Quote the data below in full, please, without altering anything.

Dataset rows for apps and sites
/---
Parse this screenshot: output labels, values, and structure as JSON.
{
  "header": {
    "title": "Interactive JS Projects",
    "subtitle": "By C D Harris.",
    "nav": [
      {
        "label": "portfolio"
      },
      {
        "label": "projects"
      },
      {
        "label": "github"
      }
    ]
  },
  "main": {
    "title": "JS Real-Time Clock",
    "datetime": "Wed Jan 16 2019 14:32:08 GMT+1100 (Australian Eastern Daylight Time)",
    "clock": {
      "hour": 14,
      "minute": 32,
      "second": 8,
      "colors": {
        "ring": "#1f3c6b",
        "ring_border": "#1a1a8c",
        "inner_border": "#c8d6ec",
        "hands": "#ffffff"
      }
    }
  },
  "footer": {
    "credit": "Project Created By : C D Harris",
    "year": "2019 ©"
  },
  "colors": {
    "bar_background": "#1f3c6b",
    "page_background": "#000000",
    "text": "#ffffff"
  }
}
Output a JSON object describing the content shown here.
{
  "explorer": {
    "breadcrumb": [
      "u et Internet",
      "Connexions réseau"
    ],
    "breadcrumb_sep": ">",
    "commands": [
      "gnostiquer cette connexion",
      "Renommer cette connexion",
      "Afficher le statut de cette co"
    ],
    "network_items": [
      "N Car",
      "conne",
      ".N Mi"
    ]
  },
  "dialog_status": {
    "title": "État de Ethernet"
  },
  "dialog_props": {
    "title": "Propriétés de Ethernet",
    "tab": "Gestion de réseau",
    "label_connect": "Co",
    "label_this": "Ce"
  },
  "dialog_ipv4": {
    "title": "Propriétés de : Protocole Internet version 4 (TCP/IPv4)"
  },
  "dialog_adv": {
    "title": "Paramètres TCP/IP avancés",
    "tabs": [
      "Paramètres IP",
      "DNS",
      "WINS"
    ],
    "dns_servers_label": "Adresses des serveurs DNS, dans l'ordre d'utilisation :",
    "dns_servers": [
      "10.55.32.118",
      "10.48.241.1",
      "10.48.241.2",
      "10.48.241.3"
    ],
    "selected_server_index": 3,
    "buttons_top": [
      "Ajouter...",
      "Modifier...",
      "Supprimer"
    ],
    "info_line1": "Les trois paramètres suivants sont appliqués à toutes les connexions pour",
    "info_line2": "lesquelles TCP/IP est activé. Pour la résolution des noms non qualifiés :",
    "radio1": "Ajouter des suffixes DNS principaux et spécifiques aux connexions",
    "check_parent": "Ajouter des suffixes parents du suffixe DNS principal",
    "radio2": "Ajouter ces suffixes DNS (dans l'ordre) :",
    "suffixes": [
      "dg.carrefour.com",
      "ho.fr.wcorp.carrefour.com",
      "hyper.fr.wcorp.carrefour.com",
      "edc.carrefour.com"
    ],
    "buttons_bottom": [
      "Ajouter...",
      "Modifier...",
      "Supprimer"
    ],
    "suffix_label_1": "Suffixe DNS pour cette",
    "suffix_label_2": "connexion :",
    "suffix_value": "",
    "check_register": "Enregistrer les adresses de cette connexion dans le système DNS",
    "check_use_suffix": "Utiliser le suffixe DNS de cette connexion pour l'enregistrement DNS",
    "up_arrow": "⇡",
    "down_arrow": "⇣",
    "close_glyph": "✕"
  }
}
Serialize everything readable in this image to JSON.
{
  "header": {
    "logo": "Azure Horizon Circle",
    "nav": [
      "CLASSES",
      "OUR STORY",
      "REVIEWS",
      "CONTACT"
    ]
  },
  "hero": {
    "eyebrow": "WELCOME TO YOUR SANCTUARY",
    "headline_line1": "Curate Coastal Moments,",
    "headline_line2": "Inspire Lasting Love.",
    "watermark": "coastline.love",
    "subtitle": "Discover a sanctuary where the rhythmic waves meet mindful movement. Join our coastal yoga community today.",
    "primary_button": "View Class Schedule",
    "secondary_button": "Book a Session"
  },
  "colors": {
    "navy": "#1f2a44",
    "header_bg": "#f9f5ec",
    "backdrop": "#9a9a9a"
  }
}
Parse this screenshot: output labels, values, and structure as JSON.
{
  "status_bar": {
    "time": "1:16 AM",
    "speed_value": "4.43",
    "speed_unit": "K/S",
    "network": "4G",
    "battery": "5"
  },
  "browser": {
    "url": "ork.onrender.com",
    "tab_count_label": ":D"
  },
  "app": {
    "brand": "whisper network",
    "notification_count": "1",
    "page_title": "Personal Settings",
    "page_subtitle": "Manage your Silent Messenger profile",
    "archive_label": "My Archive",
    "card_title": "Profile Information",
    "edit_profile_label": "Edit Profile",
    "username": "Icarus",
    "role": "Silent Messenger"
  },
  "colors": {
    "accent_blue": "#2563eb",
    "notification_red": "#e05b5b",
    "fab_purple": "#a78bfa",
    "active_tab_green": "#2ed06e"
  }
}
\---
> _TASK ANSWER_
Parse this screenshot: output labels, values, and structure as JSON.
{
  "header": {
    "title": "Interactive JS Projects",
    "subtitle": "By C D Harris.",
    "nav": [
      {
        "label": "portfolio"
      },
      {
        "label": "projects"
      },
      {
        "label": "github"
      }
    ]
  },
  "main": {
    "title": "JS Real-Time Clock",
    "datetime": "Wed Jan 16 2019 14:32:08 GMT+1100 (Australian Eastern Daylight Time)",
    "clock": {
      "hour": 14,
      "minute": 32,
      "second": 8,
      "colors": {
        "ring": "#1f3c6b",
        "ring_border": "#1a1a8c",
        "inner_border": "#c8d6ec",
        "hands": "#ffffff"
      }
    }
  },
  "footer": {
    "credit": "Project Created By : C D Harris",
    "year": "2019 ©"
  },
  "colors": {
    "bar_background": "#1f3c6b",
    "page_background": "#000000",
    "text": "#ffffff"
  }
}
Output a JSON object describing the content shown here.
{
  "explorer": {
    "breadcrumb": [
      "u et Internet",
      "Connexions réseau"
    ],
    "breadcrumb_sep": ">",
    "commands": [
      "gnostiquer cette connexion",
      "Renommer cette connexion",
      "Afficher le statut de cette co"
    ],
    "network_items": [
      "N Car",
      "conne",
      ".N Mi"
    ]
  },
  "dialog_status": {
    "title": "État de Ethernet"
  },
  "dialog_props": {
    "title": "Propriétés de Ethernet",
    "tab": "Gestion de réseau",
    "label_connect": "Co",
    "label_this": "Ce"
  },
  "dialog_ipv4": {
    "title": "Propriétés de : Protocole Internet version 4 (TCP/IPv4)"
  },
  "dialog_adv": {
    "title": "Paramètres TCP/IP avancés",
    "tabs": [
      "Paramètres IP",
      "DNS",
      "WINS"
    ],
    "dns_servers_label": "Adresses des serveurs DNS, dans l'ordre d'utilisation :",
    "dns_servers": [
      "10.55.32.118",
      "10.48.241.1",
      "10.48.241.2",
      "10.48.241.3"
    ],
    "selected_server_index": 3,
    "buttons_top": [
      "Ajouter...",
      "Modifier...",
      "Supprimer"
    ],
    "info_line1": "Les trois paramètres suivants sont appliqués à toutes les connexions pour",
    "info_line2": "lesquelles TCP/IP est activé. Pour la résolution des noms non qualifiés :",
    "radio1": "Ajouter des suffixes DNS principaux et spécifiques aux connexions",
    "check_parent": "Ajouter des suffixes parents du suffixe DNS principal",
    "radio2": "Ajouter ces suffixes DNS (dans l'ordre) :",
    "suffixes": [
      "dg.carrefour.com",
      "ho.fr.wcorp.carrefour.com",
      "hyper.fr.wcorp.carrefour.com",
      "edc.carrefour.com"
    ],
    "buttons_bottom": [
      "Ajouter...",
      "Modifier...",
      "Supprimer"
    ],
    "suffix_label_1": "Suffixe DNS pour cette",
    "suffix_label_2": "connexion :",
    "suffix_value": "",
    "check_register": "Enregistrer les adresses de cette connexion dans le système DNS",
    "check_use_suffix": "Utiliser le suffixe DNS de cette connexion pour l'enregistrement DNS",
    "up_arrow": "⇡",
    "down_arrow": "⇣",
    "close_glyph": "✕"
  }
}
Serialize everything readable in this image to JSON.
{
  "header": {
    "logo": "Azure Horizon Circle",
    "nav": [
      "CLASSES",
      "OUR STORY",
      "REVIEWS",
      "CONTACT"
    ]
  },
  "hero": {
    "eyebrow": "WELCOME TO YOUR SANCTUARY",
    "headline_line1": "Curate Coastal Moments,",
    "headline_line2": "Inspire Lasting Love.",
    "watermark": "coastline.love",
    "subtitle": "Discover a sanctuary where the rhythmic waves meet mindful movement. Join our coastal yoga community today.",
    "primary_button": "View Class Schedule",
    "secondary_button": "Book a Session"
  },
  "colors": {
    "navy": "#1f2a44",
    "header_bg": "#f9f5ec",
    "backdrop": "#9a9a9a"
  }
}
Parse this screenshot: output labels, values, and structure as JSON.
{
  "status_bar": {
    "time": "1:16 AM",
    "speed_value": "4.43",
    "speed_unit": "K/S",
    "network": "4G",
    "battery": "5"
  },
  "browser": {
    "url": "ork.onrender.com",
    "tab_count_label": ":D"
  },
  "app": {
    "brand": "whisper network",
    "notification_count": "1",
    "page_title": "Personal Settings",
    "page_subtitle": "Manage your Silent Messenger profile",
    "archive_label": "My Archive",
    "card_title": "Profile Information",
    "edit_profile_label": "Edit Profile",
    "username": "Icarus",
    "role": "Silent Messenger"
  },
  "colors": {
    "accent_blue": "#2563eb",
    "notification_red": "#e05b5b",
    "fab_purple": "#a78bfa",
    "active_tab_green": "#2ed06e"
  }
}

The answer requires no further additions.